= Dataset records =
- - -

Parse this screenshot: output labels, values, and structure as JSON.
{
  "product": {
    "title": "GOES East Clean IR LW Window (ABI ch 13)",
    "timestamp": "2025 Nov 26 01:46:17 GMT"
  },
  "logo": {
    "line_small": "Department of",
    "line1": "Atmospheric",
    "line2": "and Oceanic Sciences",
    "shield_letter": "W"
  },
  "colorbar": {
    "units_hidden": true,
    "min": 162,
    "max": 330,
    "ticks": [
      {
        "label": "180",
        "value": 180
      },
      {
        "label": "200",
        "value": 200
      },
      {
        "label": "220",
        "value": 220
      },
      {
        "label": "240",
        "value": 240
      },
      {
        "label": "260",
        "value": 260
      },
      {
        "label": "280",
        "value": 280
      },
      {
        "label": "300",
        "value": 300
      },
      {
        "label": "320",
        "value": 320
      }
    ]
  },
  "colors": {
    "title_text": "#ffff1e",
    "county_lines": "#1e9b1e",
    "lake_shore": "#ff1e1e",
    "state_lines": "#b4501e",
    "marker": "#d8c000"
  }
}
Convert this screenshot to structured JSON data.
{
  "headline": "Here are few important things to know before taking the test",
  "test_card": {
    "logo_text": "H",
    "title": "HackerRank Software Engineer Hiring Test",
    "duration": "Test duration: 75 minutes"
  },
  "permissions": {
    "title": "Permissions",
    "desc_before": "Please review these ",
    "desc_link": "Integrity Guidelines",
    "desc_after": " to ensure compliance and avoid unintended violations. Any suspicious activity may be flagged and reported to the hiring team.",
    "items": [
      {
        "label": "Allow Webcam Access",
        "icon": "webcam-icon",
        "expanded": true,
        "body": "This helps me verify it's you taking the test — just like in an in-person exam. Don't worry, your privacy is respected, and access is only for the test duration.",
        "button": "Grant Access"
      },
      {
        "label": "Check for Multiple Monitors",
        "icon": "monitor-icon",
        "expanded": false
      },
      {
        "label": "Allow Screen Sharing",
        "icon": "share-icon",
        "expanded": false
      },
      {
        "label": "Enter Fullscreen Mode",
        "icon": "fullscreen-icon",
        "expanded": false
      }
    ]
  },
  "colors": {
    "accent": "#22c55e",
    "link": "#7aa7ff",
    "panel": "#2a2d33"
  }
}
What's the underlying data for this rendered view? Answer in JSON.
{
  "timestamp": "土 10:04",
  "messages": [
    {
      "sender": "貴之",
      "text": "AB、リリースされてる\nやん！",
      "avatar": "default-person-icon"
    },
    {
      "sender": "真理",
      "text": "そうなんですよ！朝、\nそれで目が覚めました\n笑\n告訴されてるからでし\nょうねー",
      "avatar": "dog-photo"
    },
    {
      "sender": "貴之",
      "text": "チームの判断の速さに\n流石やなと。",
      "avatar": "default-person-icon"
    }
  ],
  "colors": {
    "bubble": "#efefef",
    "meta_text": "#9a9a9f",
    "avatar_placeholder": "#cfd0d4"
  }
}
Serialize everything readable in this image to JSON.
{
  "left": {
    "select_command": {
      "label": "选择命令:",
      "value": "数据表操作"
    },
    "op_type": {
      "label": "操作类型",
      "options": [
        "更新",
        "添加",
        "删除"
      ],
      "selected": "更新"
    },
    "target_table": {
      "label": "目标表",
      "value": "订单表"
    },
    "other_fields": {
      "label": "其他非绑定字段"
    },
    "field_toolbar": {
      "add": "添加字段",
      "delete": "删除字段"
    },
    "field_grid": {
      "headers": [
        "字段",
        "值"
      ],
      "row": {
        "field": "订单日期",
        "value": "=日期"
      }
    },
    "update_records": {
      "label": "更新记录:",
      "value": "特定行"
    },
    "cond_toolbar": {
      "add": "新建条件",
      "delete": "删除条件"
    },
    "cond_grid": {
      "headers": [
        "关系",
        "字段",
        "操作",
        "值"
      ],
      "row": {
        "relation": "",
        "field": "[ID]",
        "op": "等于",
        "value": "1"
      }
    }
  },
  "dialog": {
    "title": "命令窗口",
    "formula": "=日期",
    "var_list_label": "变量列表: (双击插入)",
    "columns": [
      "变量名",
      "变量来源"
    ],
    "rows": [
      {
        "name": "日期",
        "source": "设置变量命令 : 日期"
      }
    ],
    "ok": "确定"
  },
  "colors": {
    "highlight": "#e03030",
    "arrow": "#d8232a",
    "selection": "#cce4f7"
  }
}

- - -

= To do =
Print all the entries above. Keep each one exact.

= Exercise output =
Parse this screenshot: output labels, values, and structure as JSON.
{
  "product": {
    "title": "GOES East Clean IR LW Window (ABI ch 13)",
    "timestamp": "2025 Nov 26 01:46:17 GMT"
  },
  "logo": {
    "line_small": "Department of",
    "line1": "Atmospheric",
    "line2": "and Oceanic Sciences",
    "shield_letter": "W"
  },
  "colorbar": {
    "units_hidden": true,
    "min": 162,
    "max": 330,
    "ticks": [
      {
        "label": "180",
        "value": 180
      },
      {
        "label": "200",
        "value": 200
      },
      {
        "label": "220",
        "value": 220
      },
      {
        "label": "240",
        "value": 240
      },
      {
        "label": "260",
        "value": 260
      },
      {
        "label": "280",
        "value": 280
      },
      {
        "label": "300",
        "value": 300
      },
      {
        "label": "320",
        "value": 320
      }
    ]
  },
  "colors": {
    "title_text": "#ffff1e",
    "county_lines": "#1e9b1e",
    "lake_shore": "#ff1e1e",
    "state_lines": "#b4501e",
    "marker": "#d8c000"
  }
}
Convert this screenshot to structured JSON data.
{
  "headline": "Here are few important things to know before taking the test",
  "test_card": {
    "logo_text": "H",
    "title": "HackerRank Software Engineer Hiring Test",
    "duration": "Test duration: 75 minutes"
  },
  "permissions": {
    "title": "Permissions",
    "desc_before": "Please review these ",
    "desc_link": "Integrity Guidelines",
    "desc_after": " to ensure compliance and avoid unintended violations. Any suspicious activity may be flagged and reported to the hiring team.",
    "items": [
      {
        "label": "Allow Webcam Access",
        "icon": "webcam-icon",
        "expanded": true,
        "body": "This helps me verify it's you taking the test — just like in an in-person exam. Don't worry, your privacy is respected, and access is only for the test duration.",
        "button": "Grant Access"
      },
      {
        "label": "Check for Multiple Monitors",
        "icon": "monitor-icon",
        "expanded": false
      },
      {
        "label": "Allow Screen Sharing",
        "icon": "share-icon",
        "expanded": false
      },
      {
        "label": "Enter Fullscreen Mode",
        "icon": "fullscreen-icon",
        "expanded": false
      }
    ]
  },
  "colors": {
    "accent": "#22c55e",
    "link": "#7aa7ff",
    "panel": "#2a2d33"
  }
}
What's the underlying data for this rendered view? Answer in JSON.
{
  "timestamp": "土 10:04",
  "messages": [
    {
      "sender": "貴之",
      "text": "AB、リリースされてる\nやん！",
      "avatar": "default-person-icon"
    },
    {
      "sender": "真理",
      "text": "そうなんですよ！朝、\nそれで目が覚めました\n笑\n告訴されてるからでし\nょうねー",
      "avatar": "dog-photo"
    },
    {
      "sender": "貴之",
      "text": "チームの判断の速さに\n流石やなと。",
      "avatar": "default-person-icon"
    }
  ],
  "colors": {
    "bubble": "#efefef",
    "meta_text": "#9a9a9f",
    "avatar_placeholder": "#cfd0d4"
  }
}
Serialize everything readable in this image to JSON.
{
  "left": {
    "select_command": {
      "label": "选择命令:",
      "value": "数据表操作"
    },
    "op_type": {
      "label": "操作类型",
      "options": [
        "更新",
        "添加",
        "删除"
      ],
      "selected": "更新"
    },
    "target_table": {
      "label": "目标表",
      "value": "订单表"
    },
    "other_fields": {
      "label": "其他非绑定字段"
    },
    "field_toolbar": {
      "add": "添加字段",
      "delete": "删除字段"
    },
    "field_grid": {
      "headers": [
        "字段",
        "值"
      ],
      "row": {
        "field": "订单日期",
        "value": "=日期"
      }
    },
    "update_records": {
      "label": "更新记录:",
      "value": "特定行"
    },
    "cond_toolbar": {
      "add": "新建条件",
      "delete": "删除条件"
    },
    "cond_grid": {
      "headers": [
        "关系",
        "字段",
        "操作",
        "值"
      ],
      "row": {
        "relation": "",
        "field": "[ID]",
        "op": "等于",
        "value": "1"
      }
    }
  },
  "dialog": {
    "title": "命令窗口",
    "formula": "=日期",
    "var_list_label": "变量列表: (双击插入)",
    "columns": [
      "变量名",
      "变量来源"
    ],
    "rows": [
      {
        "name": "日期",
        "source": "设置变量命令 : 日期"
      }
    ],
    "ok": "确定"
  },
  "colors": {
    "highlight": "#e03030",
    "arrow": "#d8232a",
    "selection": "#cce4f7"
  }
}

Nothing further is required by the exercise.